The spaghetti squash (Cucurbita pepo) is an oblong variety of winter squash. It is usually pale or dark yellow. Its flesh is yellow or orange and its center contains many large seeds. When raw, the flesh is solid and similar to other raw squash; when cooked, the flesh falls away from the fruit in ribbons or strands like spaghetti.
Spaghetti squash is a good alternative to pasta, potatoes, or rice. The cooked squash flesh shreds into threads like thin spaghetti or vermicelli, hence its name. It has a very mild flavor, and it is usually served with a sauce of some sort, such as a tomato sauce or a basil pesto sauce. It may also be enjoyed simply with salt and butter. The seeds can be roasted, similar to pumpkin seeds.

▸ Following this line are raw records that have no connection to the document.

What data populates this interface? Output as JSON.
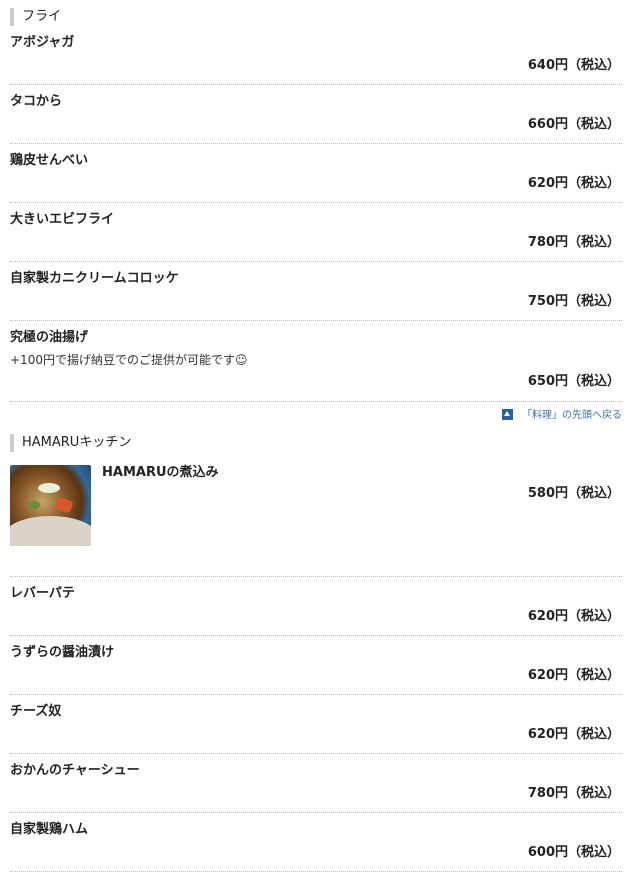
{
  "sections": [
    {
      "title": "フライ",
      "items": [
        {
          "name": "アボジャガ",
          "price": "640円（税込）"
        },
        {
          "name": "タコから",
          "price": "660円（税込）"
        },
        {
          "name": "鶏皮せんべい",
          "price": "620円（税込）"
        },
        {
          "name": "大きいエビフライ",
          "price": "780円（税込）"
        },
        {
          "name": "自家製カニクリームコロッケ",
          "price": "750円（税込）"
        },
        {
          "name": "究極の油揚げ",
          "description": "+100円で揚げ納豆でのご提供が可能です☺",
          "price": "650円（税込）"
        }
      ]
    },
    {
      "title": "HAMARUキッチン",
      "items": [
        {
          "name": "HAMARUの煮込み",
          "price": "580円（税込）"
        },
        {
          "name": "レバーパテ",
          "price": "620円（税込）"
        },
        {
          "name": "うずらの醤油漬け",
          "price": "620円（税込）"
        },
        {
          "name": "チーズ奴",
          "price": "620円（税込）"
        },
        {
          "name": "おかんのチャーシュー",
          "price": "780円（税込）"
        },
        {
          "name": "自家製鶏ハム",
          "price": "600円（税込）"
        }
      ]
    }
  ],
  "back_link": {
    "label": "「料理」の先頭へ戻る",
    "icon": "arrow-up-icon"
  }
}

Spaghetti squash is low in calories yet contains many nutrients, including folic acid, potassium, and beta carotene.
Like pumpkin and other winter squashes, spaghetti squash is best stored between 50 to 60 degrees, and will last up to six months this way. It will keep for about a month at room temperature.
How To Cook Spaghetti Squash
Baking: Pierce the squash several times with a fork and place in baking dish. Cook it in preheated 375F oven for approximately 1 hour or until flesh is tender. When a fork goes easily into the flesh, the squash is done. Steaming: Cut into pieces to fit into large pot and steam for 20 to 30 minutes. When a fork goes easily into the flesh, the squash is done. Microwaving: Cut squash in half lengthwise and remove seeds. Place squash cut sides up in a microwave dish with 1/4 cup water. Cover with plastic wrap and cook on high for 10 to 12 minutes, depending on size of squash. When a fork goes easily into the flesh, the squash is done. Add more cooking time if necessary.
Once the squash is cooked, let it cool for 10 minutes so it will be easier to handle, before cutting in half (if it wasn’t already) and removing the seeds. Pull a fork lengthwise through the flesh to separate it into long strands.